Jim McCrery has been recognized as one of the most thoughtful members of the United States Congress, focusing on solving America’s challenges by looking past politics of the moment and toward long-term, permanent solutions. Serving his tenth full term in the U.S. House, McCrery represents Louisiana’s Fourth Congressional District, encompassing northwest and west central Louisiana.
Congressional Quarterly has called McCrery an "economic guardian" for his work as Select Revenue Measures Subcommittee Chairman on the powerful House Ways and Means Committee. In addition, the non-partisan magazine named McCrery as one of twenty-eight "emerging players" who will shape Congress’s agenda in the post-September 11th world.
McCrery has concentrated his energies on producing fundamental tax reform, economic growth and making health care more available and affordable. In addition, former Ways and Means Chairman Bill Archer has called McCrery "one of the most knowledgeable members of the House on the issue of welfare reform." House leaders twice called on McCrery to serve on conference committees which resulted in the passage of historic welfare reform legislation. McCrery serves on the Ways and Means subcommittee on Human Resources that has jurisdiction on welfare reform issues.
In the 104th Congress, McCrery focused on preserving the fiscally-troubled Medicare program by co-authoring the Medicare Preservation Act. He served on the exclusive House-Senate Medicare conference committee in the fall of 1995.
Serving on the Ways and Means subcommittee on Health, McCrery plays a major role in shaping our country’s health care policy. During the 106th Congress, he helped write legislation to help seniors cope with the high cost of prescription drugs by providing a voluntary and affordable prescription drug program for all seniors.
In January of 2001, McCrery significantly increased his influence over fiscal and economic policy when he was named Chairman of the Select Revenue Measures Subcommittee of the Ways and Means Committee. As Chairman of this tax subcommittee of Ways and Means, McCrery played a leading role in shaping and passing major tax bills during President George W. Bush's first term. McCrery's subcommittee was also responsible for holding hearings on and fashioning the tax portion of the 2003 Energy Bill.
At the start of the 109th Congress, McCrery was named Chairman to the Subcommittee on Social Security. McCrery plans to reform and strengthen the current Social Security system. He supports personal accounts, a plan that would allow workers to prepare for retirement by using some of their payroll taxes to invest in stocks and bonds. McCrery will also continue to serve on the Health Subcommittee and Human Resources Subcommittee throughout the 109th.
While emerging as a power player in Washington, McCrery continues to work hard on the issues important to Louisiana. A former member of the House Armed Services Committee, McCrery is well-versed on defense and national security policy issues. He has been successful in securing funding for Louisiana’s Fork Polk and Barksdale Air Force Base.
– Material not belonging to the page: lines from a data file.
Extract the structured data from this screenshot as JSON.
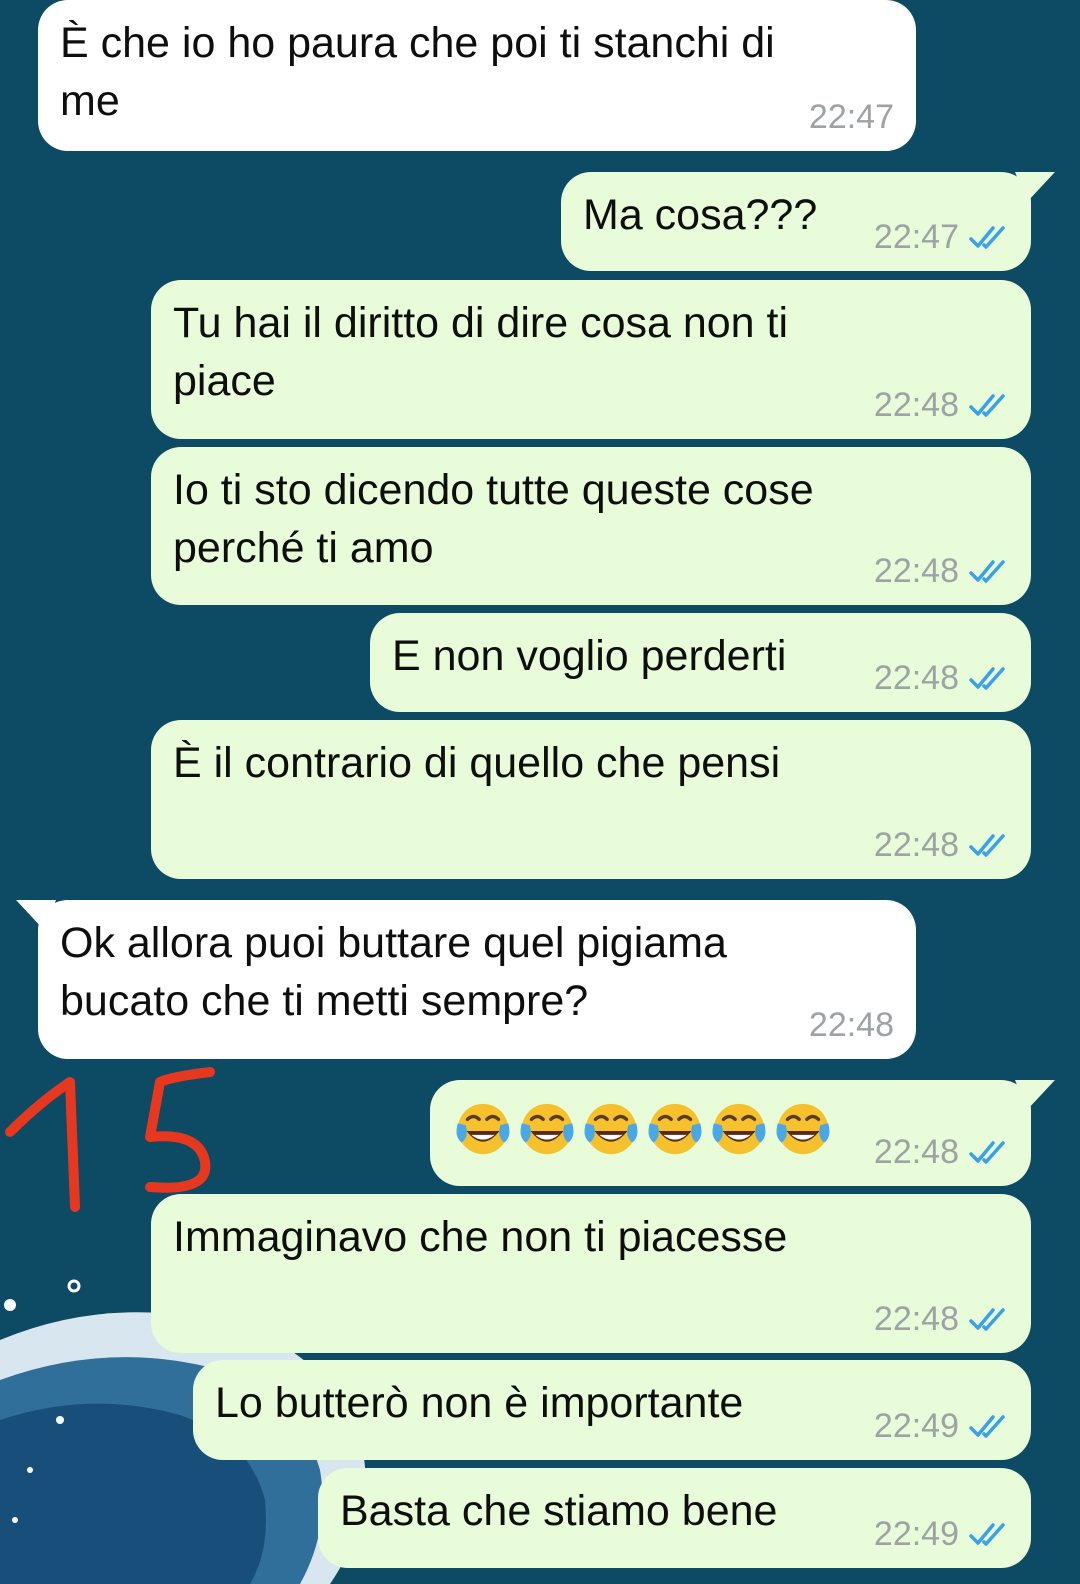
{
  "messages": [
    {
      "direction": "in",
      "text": "È che io ho paura che poi ti stanchi di\nme",
      "time": "22:47"
    },
    {
      "direction": "out",
      "text": "Ma cosa???",
      "time": "22:47",
      "read": true
    },
    {
      "direction": "out",
      "text": "Tu hai il diritto di dire cosa non ti\npiace",
      "time": "22:48",
      "read": true
    },
    {
      "direction": "out",
      "text": "Io ti sto dicendo tutte queste cose\nperché ti amo",
      "time": "22:48",
      "read": true
    },
    {
      "direction": "out",
      "text": "E non voglio perderti",
      "time": "22:48",
      "read": true
    },
    {
      "direction": "out",
      "text": "È il contrario di quello che pensi",
      "time": "22:48",
      "read": true
    },
    {
      "direction": "in",
      "text": "Ok allora puoi buttare quel pigiama\nbucato che ti metti sempre?",
      "time": "22:48"
    },
    {
      "direction": "out",
      "emoji": [
        "face-with-tears-of-joy",
        "face-with-tears-of-joy",
        "face-with-tears-of-joy",
        "face-with-tears-of-joy",
        "face-with-tears-of-joy",
        "face-with-tears-of-joy"
      ],
      "time": "22:48",
      "read": true
    },
    {
      "direction": "out",
      "text": "Immaginavo che non ti piacesse",
      "time": "22:48",
      "read": true
    },
    {
      "direction": "out",
      "text": "Lo butterò non è importante",
      "time": "22:49",
      "read": true
    },
    {
      "direction": "out",
      "text": "Basta che stiamo bene",
      "time": "22:49",
      "read": true
    }
  ],
  "annotation": {
    "text": "15",
    "color": "#e8371f"
  },
  "colors": {
    "background": "#0d4a63",
    "incoming": "#ffffff",
    "outgoing": "#e8fcd9",
    "read_tick": "#3aa0e8"
  }
}
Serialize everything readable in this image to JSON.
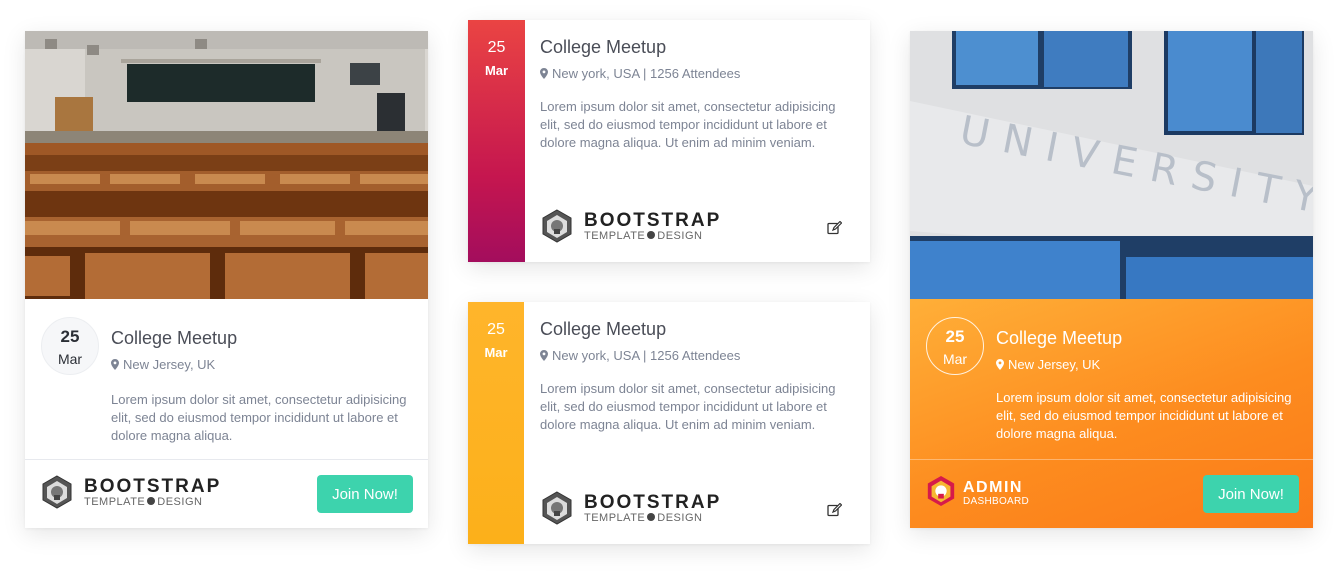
{
  "cards": [
    {
      "day": "25",
      "month": "Mar",
      "title": "College Meetup",
      "location": "New Jersey, UK",
      "description": "Lorem ipsum dolor sit amet, consectetur adipisicing elit, sed do eiusmod tempor incididunt ut labore et dolore magna aliqua.",
      "brand": {
        "name": "BOOTSTRAP",
        "sub_left": "TEMPLATE",
        "sub_right": "DESIGN"
      },
      "button": "Join Now!"
    },
    {
      "day": "25",
      "month": "Mar",
      "title": "College Meetup",
      "location": "New york, USA | 1256 Attendees",
      "description": "Lorem ipsum dolor sit amet, consectetur adipisicing elit, sed do eiusmod tempor incididunt ut labore et dolore magna aliqua. Ut enim ad minim veniam.",
      "brand": {
        "name": "BOOTSTRAP",
        "sub_left": "TEMPLATE",
        "sub_right": "DESIGN"
      },
      "accent": [
        "#ea4443",
        "#a30d5d"
      ]
    },
    {
      "day": "25",
      "month": "Mar",
      "title": "College Meetup",
      "location": "New york, USA | 1256 Attendees",
      "description": "Lorem ipsum dolor sit amet, consectetur adipisicing elit, sed do eiusmod tempor incididunt ut labore et dolore magna aliqua. Ut enim ad minim veniam.",
      "brand": {
        "name": "BOOTSTRAP",
        "sub_left": "TEMPLATE",
        "sub_right": "DESIGN"
      },
      "accent": [
        "#ffb52b",
        "#fcb01a"
      ]
    },
    {
      "day": "25",
      "month": "Mar",
      "title": "College Meetup",
      "location": "New Jersey, UK",
      "description": "Lorem ipsum dolor sit amet, consectetur adipisicing elit, sed do eiusmod tempor incididunt ut labore et dolore magna aliqua.",
      "brand": {
        "name": "ADMIN",
        "sub": "DASHBOARD"
      },
      "button": "Join Now!",
      "photo_sign": "UNIVERSITY",
      "accent": [
        "#ffaf38",
        "#fb7a18"
      ]
    }
  ],
  "colors": {
    "join_button": "#3dd3ad"
  },
  "icons": {
    "location": "map-pin-icon",
    "edit": "edit-icon",
    "logo": "lion-logo-icon"
  }
}
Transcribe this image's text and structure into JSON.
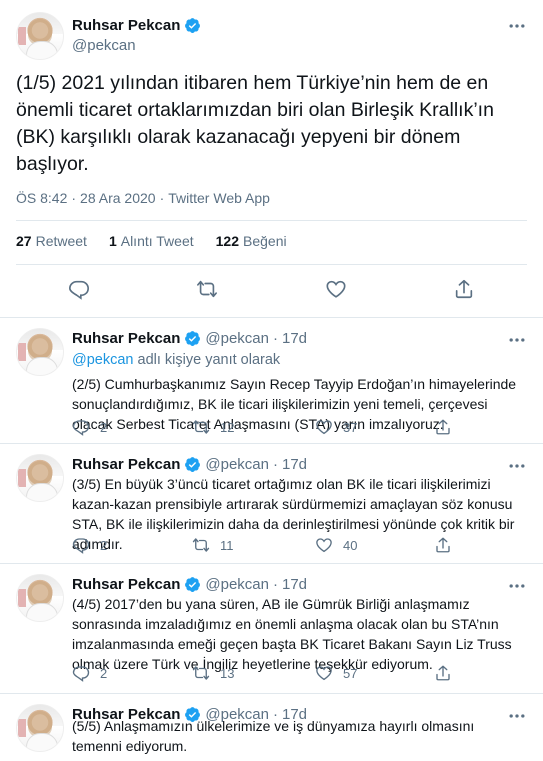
{
  "main": {
    "name": "Ruhsar Pekcan",
    "handle": "@pekcan",
    "text": "(1/5) 2021 yılından itibaren hem Türkiye’nin hem de en önemli ticaret ortaklarımızdan biri olan Birleşik Krallık’ın (BK) karşılıklı olarak kazanacağı yepyeni bir dönem başlıyor.",
    "time": "ÖS 8:42",
    "sep": "·",
    "date": "28 Ara 2020",
    "source": "Twitter Web App",
    "stats": {
      "retweets": "27",
      "retweets_label": "Retweet",
      "quotes": "1",
      "quotes_label": "Alıntı Tweet",
      "likes": "122",
      "likes_label": "Beğeni"
    }
  },
  "replies": [
    {
      "name": "Ruhsar Pekcan",
      "handle": "@pekcan",
      "dot": "·",
      "time": "17d",
      "reply_to_mention": "@pekcan",
      "reply_to_text": " adlı kişiye yanıt olarak",
      "text": "(2/5) Cumhurbaşkanımız Sayın Recep Tayyip Erdoğan’ın himayelerinde sonuçlandırdığımız, BK ile ticari ilişkilerimizin yeni temeli, çerçevesi olacak Serbest Ticaret Anlaşmasını (STA) yarın imzalıyoruz.",
      "replies": "2",
      "retweets": "12",
      "likes": "37"
    },
    {
      "name": "Ruhsar Pekcan",
      "handle": "@pekcan",
      "dot": "·",
      "time": "17d",
      "text": "(3/5) En büyük 3’üncü ticaret ortağımız olan BK ile ticari ilişkilerimizi kazan-kazan prensibiyle artırarak sürdürmemizi amaçlayan söz konusu STA, BK ile ilişkilerimizin daha da derinleştirilmesi yönünde çok kritik bir adımdır.",
      "replies": "2",
      "retweets": "11",
      "likes": "40"
    },
    {
      "name": "Ruhsar Pekcan",
      "handle": "@pekcan",
      "dot": "·",
      "time": "17d",
      "text": "(4/5) 2017’den bu yana süren, AB ile Gümrük Birliği anlaşmamız sonrasında imzaladığımız en önemli anlaşma olacak olan bu STA’nın imzalanmasında emeği geçen başta BK Ticaret Bakanı Sayın Liz Truss olmak üzere Türk ve İngiliz heyetlerine teşekkür ediyorum.",
      "replies": "2",
      "retweets": "13",
      "likes": "57"
    },
    {
      "name": "Ruhsar Pekcan",
      "handle": "@pekcan",
      "dot": "·",
      "time": "17d",
      "text": "(5/5) Anlaşmamızın ülkelerimize ve iş dünyamıza hayırlı olmasını temenni ediyorum."
    }
  ],
  "icons": {
    "verified_color": "#1da1f2",
    "icon_color": "#5b7083",
    "names": [
      "verified-badge-icon",
      "more-icon",
      "reply-icon",
      "retweet-icon",
      "like-icon",
      "share-icon"
    ]
  }
}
He has made the completion of I-49 and I-69 one of his top priorities for Northern Louisiana. In addition, McCrery had legislation signed into law that created the first national wildlife refuge in northwest Louisiana. In 2001, the Louisiana Chapter of the March of Dimes named Jim McCrery as their Citizen of the Year.
With his senior position on the Ways and Means Committee and serving on the Executive Committee of the National Republican Congressional Committee, the National Journal called McCrery a "member who bears watching." Congressional Quarterly mentions McCrery "as the heir apparent to the gavel of the House Ways and Means Committee."
Time is running out. If Congress does not enact an Alternative Minimum Tax patch by the end of this week, as many as 50 million American taxpayers could face a delay of up to 10 weeks getting their tax return checks next year.
The differences between America's two major political parties are never clearer than they are on Tax Day. As the deadline passes for completing the complicated forms required to turn over your hard-earned money to the federal government, it is worth examining those differences, and what they mean for our nation's future.